Yeah. I mean, it's like they're different mediums. I've done so much green screen work that I'm really kind of good at it now. I like doing stunts and battling, and doing all that kind of stuff, but this is the first time that I'm shooting in a city where I live. We shoot in L.A. This has been a really interesting experience in that regard, just being able to go home every day, relax, and return to myself — and then get to play this incredibly confident, incredibly expansive character. Yeah, it's just different. There are pros and cons to both.
Did playing Chester influence any changes you made this year, like making your relationship public and becoming more outspoken in your support of Black Lives Matter, and protecting Black trans lives? Or did those changes feed into how you play Chester?

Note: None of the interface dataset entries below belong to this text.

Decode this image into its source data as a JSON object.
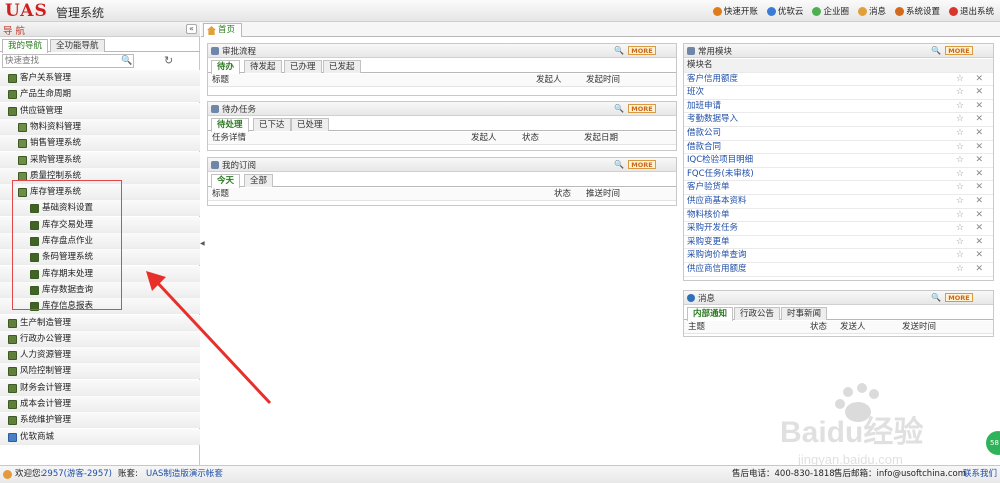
{
  "header": {
    "logo": "UAS",
    "title": "管理系统",
    "links": [
      {
        "label": "快速开账",
        "color": "#e07b1a",
        "icon": "quick-start-icon"
      },
      {
        "label": "优软云",
        "color": "#3a7bd5",
        "icon": "cloud-icon"
      },
      {
        "label": "企业圈",
        "color": "#4caf50",
        "icon": "circle-icon"
      },
      {
        "label": "消息",
        "color": "#e0a13a",
        "icon": "message-icon"
      },
      {
        "label": "系统设置",
        "color": "#d2691e",
        "icon": "settings-icon"
      },
      {
        "label": "退出系统",
        "color": "#d9362b",
        "icon": "power-icon"
      }
    ]
  },
  "sidebar": {
    "title": "导 航",
    "collapse": "«",
    "tabs": [
      "我的导航",
      "全功能导航"
    ],
    "search_placeholder": "快速查找",
    "items": [
      {
        "label": "客户关系管理"
      },
      {
        "label": "产品生命周期"
      },
      {
        "label": "供应链管理"
      },
      {
        "label": "物料资料管理"
      },
      {
        "label": "销售管理系统"
      },
      {
        "label": "采购管理系统"
      },
      {
        "label": "质量控制系统"
      },
      {
        "label": "库存管理系统"
      },
      {
        "label": "基础资料设置"
      },
      {
        "label": "库存交易处理"
      },
      {
        "label": "库存盘点作业"
      },
      {
        "label": "条码管理系统"
      },
      {
        "label": "库存期末处理"
      },
      {
        "label": "库存数据查询"
      },
      {
        "label": "库存信息报表"
      },
      {
        "label": "生产制造管理"
      },
      {
        "label": "行政办公管理"
      },
      {
        "label": "人力资源管理"
      },
      {
        "label": "风险控制管理"
      },
      {
        "label": "财务会计管理"
      },
      {
        "label": "成本会计管理"
      },
      {
        "label": "系统维护管理"
      },
      {
        "label": "优软商城"
      }
    ]
  },
  "main": {
    "home_tab": "首页",
    "more_label": "MORE",
    "approval": {
      "title": "审批流程",
      "tabs": [
        "待办",
        "待发起",
        "已办理",
        "已发起"
      ],
      "cols": [
        "标题",
        "发起人",
        "发起时间"
      ]
    },
    "tasks": {
      "title": "待办任务",
      "tabs": [
        "待处理",
        "已下达",
        "已处理"
      ],
      "cols": [
        "任务详情",
        "发起人",
        "状态",
        "发起日期"
      ]
    },
    "subs": {
      "title": "我的订阅",
      "tabs": [
        "今天",
        "全部"
      ],
      "cols": [
        "标题",
        "状态",
        "推送时间"
      ]
    },
    "modules": {
      "title": "常用模块",
      "header": "模块名",
      "items": [
        "客户信用额度",
        "班次",
        "加班申请",
        "考勤数据导入",
        "借款公司",
        "借款合同",
        "IQC检验项目明细",
        "FQC任务(未审核)",
        "客户验货单",
        "供应商基本资料",
        "物料核价单",
        "采购开发任务",
        "采购变更单",
        "采购询价单查询",
        "供应商信用额度"
      ]
    },
    "messages": {
      "title": "消息",
      "tabs": [
        "内部通知",
        "行政公告",
        "时事新闻"
      ],
      "cols": [
        "主题",
        "状态",
        "发送人",
        "发送时间"
      ]
    }
  },
  "footer": {
    "welcome": "欢迎您:",
    "user": "2957(游客-2957)",
    "account_label": "账套:",
    "account": "UAS制造版演示帐套",
    "support": "售后电话：400-830-1818",
    "mail": "售后邮箱：info@usoftchina.com",
    "contact": "联系我们"
  },
  "watermark": {
    "brand": "Baidu经验",
    "url": "jingyan.baidu.com"
  }
}
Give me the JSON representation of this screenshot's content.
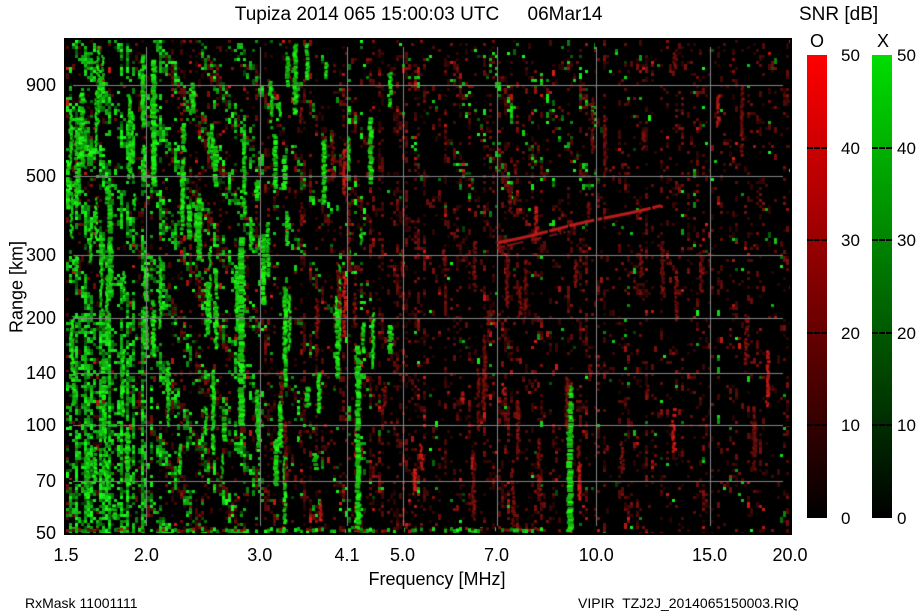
{
  "header": {
    "title": "Tupiza 2014 065 15:00:03 UTC",
    "date": "06Mar14"
  },
  "footer": {
    "left": "RxMask 11001111",
    "right": "VIPIR  TZJ2J_2014065150003.RIQ"
  },
  "chart_data": {
    "type": "heatmap",
    "title": "Tupiza 2014 065 15:00:03 UTC",
    "date_label": "06Mar14",
    "xlabel": "Frequency [MHz]",
    "ylabel": "Range [km]",
    "x_scale": "log",
    "y_scale": "log",
    "xlim": [
      1.5,
      20.0
    ],
    "ylim": [
      50,
      1200
    ],
    "x_ticks": [
      1.5,
      2.0,
      3.0,
      4.1,
      5.0,
      7.0,
      10.0,
      15.0,
      20.0
    ],
    "x_tick_labels": [
      "1.5",
      "2.0",
      "3.0",
      "4.1",
      "5.0",
      "7.0",
      "10.0",
      "15.0",
      "20.0"
    ],
    "y_ticks": [
      50,
      70,
      100,
      140,
      200,
      300,
      500,
      900
    ],
    "y_tick_labels": [
      "50",
      "70",
      "100",
      "140",
      "200",
      "300",
      "500",
      "900"
    ],
    "grid": true,
    "grid_color": "#848484",
    "background": "#000000",
    "colorbar": {
      "title": "SNR [dB]",
      "min": 0,
      "max": 50,
      "ticks": [
        50,
        40,
        30,
        20,
        10,
        0
      ],
      "channels": [
        {
          "label": "O",
          "top_color": "#ff0000",
          "bottom_color": "#000000"
        },
        {
          "label": "X",
          "top_color": "#00dd00",
          "bottom_color": "#000000"
        }
      ]
    },
    "annotations": {
      "oblique_echo": {
        "description": "thin red oblique echo trace rising left-to-right",
        "freq_mhz": [
          7.2,
          12.6
        ],
        "range_km": [
          324,
          406
        ]
      }
    },
    "texture": {
      "seed": 1402,
      "cell": 3,
      "diag": {
        "slope": 0.5,
        "period": 40,
        "sharp": 2.6,
        "gain": 1.9,
        "base": 0.1
      },
      "col_var": {
        "min": 0.25,
        "span": 1.75,
        "pow": 2
      },
      "green_zones": [
        [
          0.0,
          0.13,
          0.0,
          1.0,
          0.42,
          1
        ],
        [
          0.0,
          0.12,
          0.55,
          1.0,
          0.5,
          0
        ],
        [
          0.13,
          0.27,
          0.0,
          1.0,
          0.22,
          1
        ],
        [
          0.27,
          0.42,
          0.0,
          1.0,
          0.08,
          1
        ],
        [
          0.42,
          0.62,
          0.0,
          0.35,
          0.045,
          1
        ],
        [
          0.55,
          0.73,
          0.0,
          0.3,
          0.1,
          1
        ],
        [
          0.0,
          1.0,
          0.0,
          1.0,
          0.01,
          0
        ]
      ],
      "red_zones": [
        [
          0.0,
          1.0,
          0.0,
          1.0,
          0.09,
          0
        ],
        [
          0.08,
          0.8,
          0.03,
          1.0,
          0.22,
          1
        ],
        [
          0.8,
          1.0,
          0.0,
          1.0,
          0.13,
          1
        ],
        [
          0.27,
          0.62,
          0.35,
          1.0,
          0.1,
          0
        ]
      ],
      "green_streaks": {
        "count": 90,
        "xmax": 0.46,
        "xpow": 1.5,
        "hmin": 12,
        "hmax": 85
      },
      "red_streaks": {
        "count": 60,
        "xmin": 0.28,
        "xspan": 0.69,
        "hmin": 10,
        "hmax": 70
      },
      "explicit_green": [
        [
          0.238,
          0.4,
          0.78,
          6
        ],
        [
          0.3,
          0.5,
          0.7,
          4
        ],
        [
          0.4,
          0.62,
          0.99,
          5
        ],
        [
          0.692,
          0.7,
          0.995,
          6
        ],
        [
          0.118,
          0.04,
          0.3,
          5
        ],
        [
          0.058,
          0.33,
          0.52,
          5
        ]
      ],
      "bottom_band": {
        "xmax": 0.66,
        "g": 0.5,
        "r": 0.3,
        "h": 6
      },
      "oblique": {
        "x0": 0.595,
        "y0": 0.408,
        "x1": 0.818,
        "y1": 0.333,
        "w": 3,
        "color": [
          185,
          28,
          28
        ]
      }
    }
  }
}
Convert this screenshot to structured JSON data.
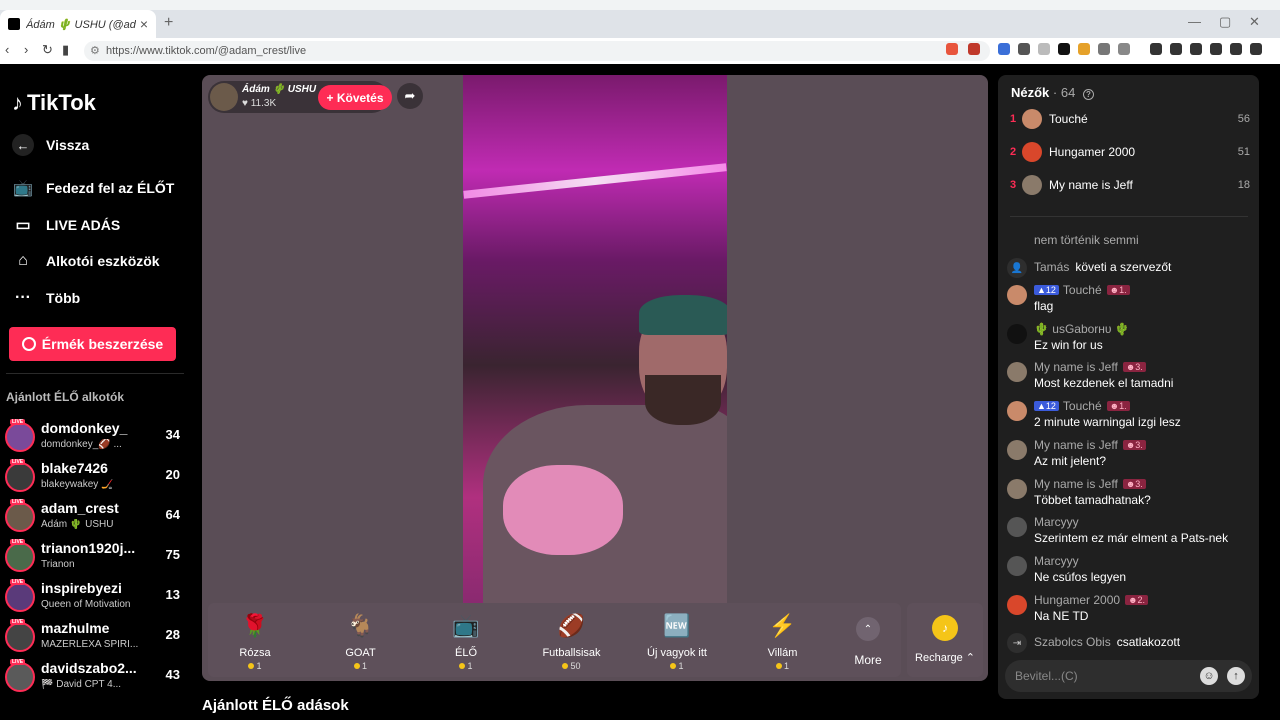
{
  "browser": {
    "tab_title": "Ádám 🌵 USHU (@adam_crest...",
    "url": "https://www.tiktok.com/@adam_crest/live"
  },
  "sidebar": {
    "logo": "TikTok",
    "back": "Vissza",
    "nav": [
      "Fedezd fel az ÉLŐT",
      "LIVE ADÁS",
      "Alkotói eszközök",
      "Több"
    ],
    "coins_button": "Érmék beszerzése",
    "suggested_title": "Ajánlott ÉLŐ alkotók",
    "live_badge": "LIVE",
    "creators": [
      {
        "name": "domdonkey_",
        "sub": "domdonkey_🏈 ...",
        "count": "34",
        "color": "#7a4a9a"
      },
      {
        "name": "blake7426",
        "sub": "blakeywakey 🏒",
        "count": "20",
        "color": "#3a3a3a"
      },
      {
        "name": "adam_crest",
        "sub": "Ádám 🌵 USHU",
        "count": "64",
        "color": "#6b5a4a"
      },
      {
        "name": "trianon1920j...",
        "sub": "Trianon",
        "count": "75",
        "color": "#4a6a4a"
      },
      {
        "name": "inspirebyezi",
        "sub": "Queen of Motivation",
        "count": "13",
        "color": "#5a3a7a"
      },
      {
        "name": "mazhulme",
        "sub": "MAZERLEXA SPIRI...",
        "count": "28",
        "color": "#444"
      },
      {
        "name": "davidszabo2...",
        "sub": "🏁 David CPT 4...",
        "count": "43",
        "color": "#5a5a5a"
      }
    ]
  },
  "host": {
    "name": "Ádám 🌵 USHU",
    "likes": "11.3K",
    "follow": "+ Követés"
  },
  "gifts": [
    {
      "name": "Rózsa",
      "price": "1",
      "icon": "🌹"
    },
    {
      "name": "GOAT",
      "price": "1",
      "icon": "🐐"
    },
    {
      "name": "ÉLŐ",
      "price": "1",
      "icon": "📺"
    },
    {
      "name": "Futballsisak",
      "price": "50",
      "icon": "🏈"
    },
    {
      "name": "Új vagyok itt",
      "price": "1",
      "icon": "🆕"
    },
    {
      "name": "Villám",
      "price": "1",
      "icon": "⚡"
    }
  ],
  "more_label": "More",
  "recharge_label": "Recharge ⌃",
  "recommended_title": "Ajánlott ÉLŐ adások",
  "chat": {
    "viewers_label": "Nézők",
    "viewers_count": "· 64",
    "top_viewers": [
      {
        "rank": "1",
        "name": "Touché",
        "score": "56",
        "color": "#c98a6a"
      },
      {
        "rank": "2",
        "name": "Hungamer 2000",
        "score": "51",
        "color": "#d9472b"
      },
      {
        "rank": "3",
        "name": "My name is Jeff",
        "score": "18",
        "color": "#8a7a6a"
      }
    ],
    "messages": [
      {
        "type": "system",
        "user": "",
        "text": "nem történik semmi"
      },
      {
        "type": "system",
        "user": "Tamás",
        "text": "követi a szervezőt"
      },
      {
        "type": "chat",
        "user": "Touché",
        "level": "12",
        "fan": "1.",
        "text": "flag",
        "color": "#c98a6a"
      },
      {
        "type": "chat",
        "user": "🌵 usGaborʜᴜ 🌵",
        "level": "",
        "fan": "",
        "text": "Ez win for us",
        "color": "#111"
      },
      {
        "type": "chat",
        "user": "My name is Jeff",
        "level": "",
        "fan": "3.",
        "text": "Most kezdenek el tamadni",
        "color": "#8a7a6a"
      },
      {
        "type": "chat",
        "user": "Touché",
        "level": "12",
        "fan": "1.",
        "text": "2 minute warningal izgi lesz",
        "color": "#c98a6a"
      },
      {
        "type": "chat",
        "user": "My name is Jeff",
        "level": "",
        "fan": "3.",
        "text": "Az mit jelent?",
        "color": "#8a7a6a"
      },
      {
        "type": "chat",
        "user": "My name is Jeff",
        "level": "",
        "fan": "3.",
        "text": "Többet tamadhatnak?",
        "color": "#8a7a6a"
      },
      {
        "type": "chat",
        "user": "Marcyyy",
        "level": "",
        "fan": "",
        "text": "Szerintem ez már elment a Pats-nek",
        "color": "#555"
      },
      {
        "type": "chat",
        "user": "Marcyyy",
        "level": "",
        "fan": "",
        "text": "Ne csúfos legyen",
        "color": "#555"
      },
      {
        "type": "chat",
        "user": "Hungamer 2000",
        "level": "",
        "fan": "2.",
        "text": "Na NE TD",
        "color": "#d9472b"
      },
      {
        "type": "join",
        "user": "Szabolcs Obis",
        "text": "csatlakozott"
      }
    ],
    "input_placeholder": "Bevitel...(C)"
  }
}
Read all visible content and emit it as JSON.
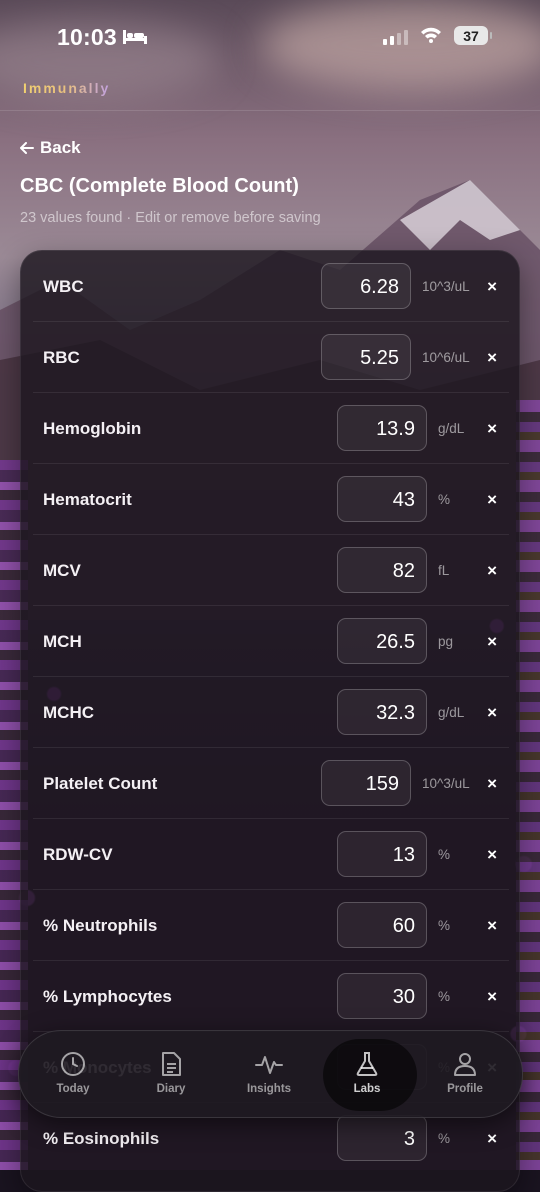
{
  "status_bar": {
    "time": "10:03",
    "battery": "37"
  },
  "brand": "Immunally",
  "back_label": "Back",
  "title": "CBC (Complete Blood Count)",
  "subtitle": "23 values found · Edit or remove before saving",
  "remove_glyph": "×",
  "rows": [
    {
      "label": "WBC",
      "value": "6.28",
      "unit": "10^3/uL"
    },
    {
      "label": "RBC",
      "value": "5.25",
      "unit": "10^6/uL"
    },
    {
      "label": "Hemoglobin",
      "value": "13.9",
      "unit": "g/dL"
    },
    {
      "label": "Hematocrit",
      "value": "43",
      "unit": "%"
    },
    {
      "label": "MCV",
      "value": "82",
      "unit": "fL"
    },
    {
      "label": "MCH",
      "value": "26.5",
      "unit": "pg"
    },
    {
      "label": "MCHC",
      "value": "32.3",
      "unit": "g/dL"
    },
    {
      "label": "Platelet Count",
      "value": "159",
      "unit": "10^3/uL"
    },
    {
      "label": "RDW-CV",
      "value": "13",
      "unit": "%"
    },
    {
      "label": "% Neutrophils",
      "value": "60",
      "unit": "%"
    },
    {
      "label": "% Lymphocytes",
      "value": "30",
      "unit": "%"
    },
    {
      "label": "% Monocytes",
      "value": "",
      "unit": "%"
    },
    {
      "label": "% Eosinophils",
      "value": "3",
      "unit": "%"
    }
  ],
  "tabs": [
    {
      "label": "Today",
      "icon": "clock-icon",
      "active": false
    },
    {
      "label": "Diary",
      "icon": "document-icon",
      "active": false
    },
    {
      "label": "Insights",
      "icon": "pulse-icon",
      "active": false
    },
    {
      "label": "Labs",
      "icon": "flask-icon",
      "active": true
    },
    {
      "label": "Profile",
      "icon": "person-icon",
      "active": false
    }
  ]
}
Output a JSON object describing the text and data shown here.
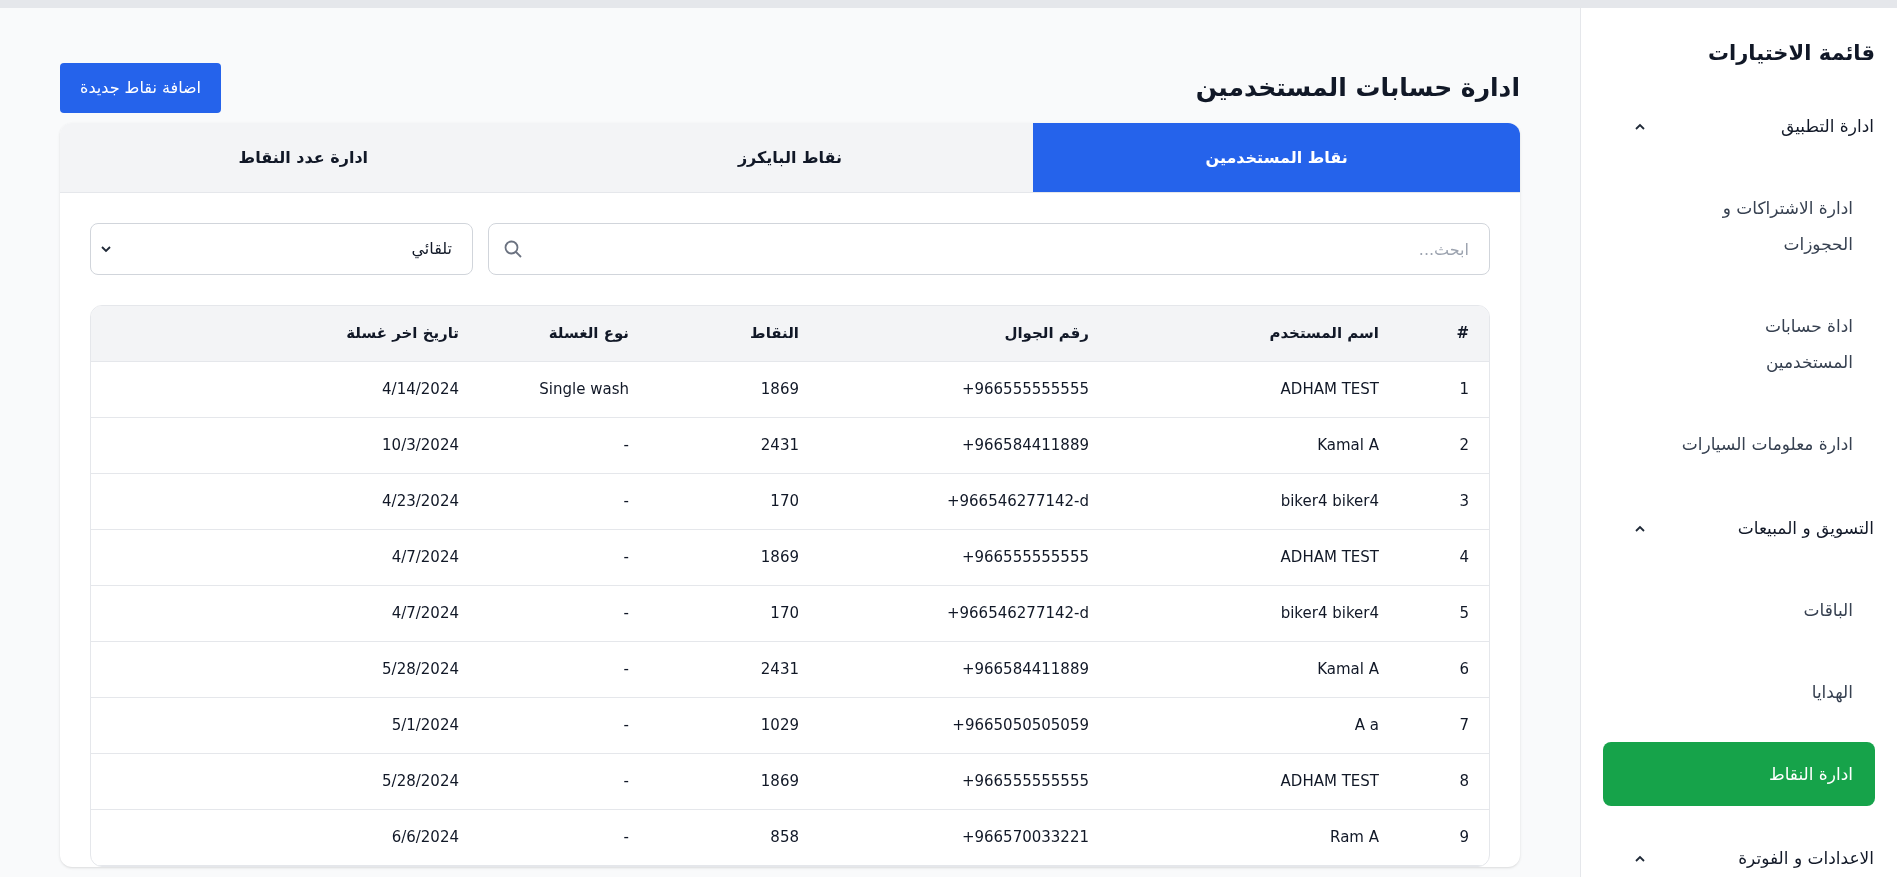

We weren't shooting at the time that I publicly made the announcement about my relationship. We had shot the pilot, but I mean, I had always planned — again I have problems with the words "coming out" because when I knew, everyone in my personal life who matters knew. But when you're a public figure, people like to put you in a box of assumptions, and then you have to expel that box, and that's not really that fair because it's like, I didn't put myself in here. Society puts you in there, but regardless of how you get in there, you're kind of like, "I still have to get out." And I'd only planned on getting out of that box of assumption before the show came out.
Because I have my own personal problems with non-queer people playing queer characters. It's like... it's fine, but it's also just like let queer people play themselves. So I just wanted to make sure that before the show came out, people knew that this character is safe in my hands. I understand this experience. Although there may be lots of differences between me and Chester, I have more access, and I can play him more authentically than somebody else can.
Over the years, there have been more intense conversations about age gaps. What conversations did you have about depicting a sort of hot-for-teacher plotline without it feeling exploitative, or like it's endorsing Chester and Sam being together?
I don't want to get too much into this because I don't want to spoil anything, but I think the show is very authentic to what would actually happen. And Chester's fascination with Sam is rooted in Chester's own desperation to be loved. He suffers from loneliness because he's this effervescent personality, and people are intimidated by that. And he feels seen by Sam, and feels represented by Sam, like Sam is queer and Sam is Black. And he confuses that representation for something else because as a teenager, you can't really categorize your feelings. All the lines kind of blur, you just feel intensely, and you don't know what goes where. The series explores him conflating two different things. But yes, the series explores that. It's more about Chester's desperation.
Being on the Millennial/Gen Z cusp, what has working on this show taught you about people who are more firmly in Generation Z?
I've learned a lot of little slangs and songs and dances, TikTok dances. TikTok is a huge resource. I learned all of those little things. But yeah, I'm on the cusp of that, but I'm always on TikTok, especially queer TikTok showing all these people with their colored hair, and the dances that they do, and the outfits that they put together. I just always try to make sure that everything I'm doing is in that realm, so it's not inauthentic. But that also makes me feel like an old person. I'm right on this gap, like I kind of am Gen Z.
What can you preview about the rest of the season? Is there any chance of a love connection between Chester and Nathan (Uly Schlesinger) or does that feel like more of a friendship?
Again, I don't want to spoil anything. I will say that Chester has his eyes on somebody, and when you're fixated on a person, you're blind to everyone else.
HBO Max Uly Schlesinger and Justice Smith as Nathan and Chester on HBO Max's 'Generation'.
This interview has been edited and condensed.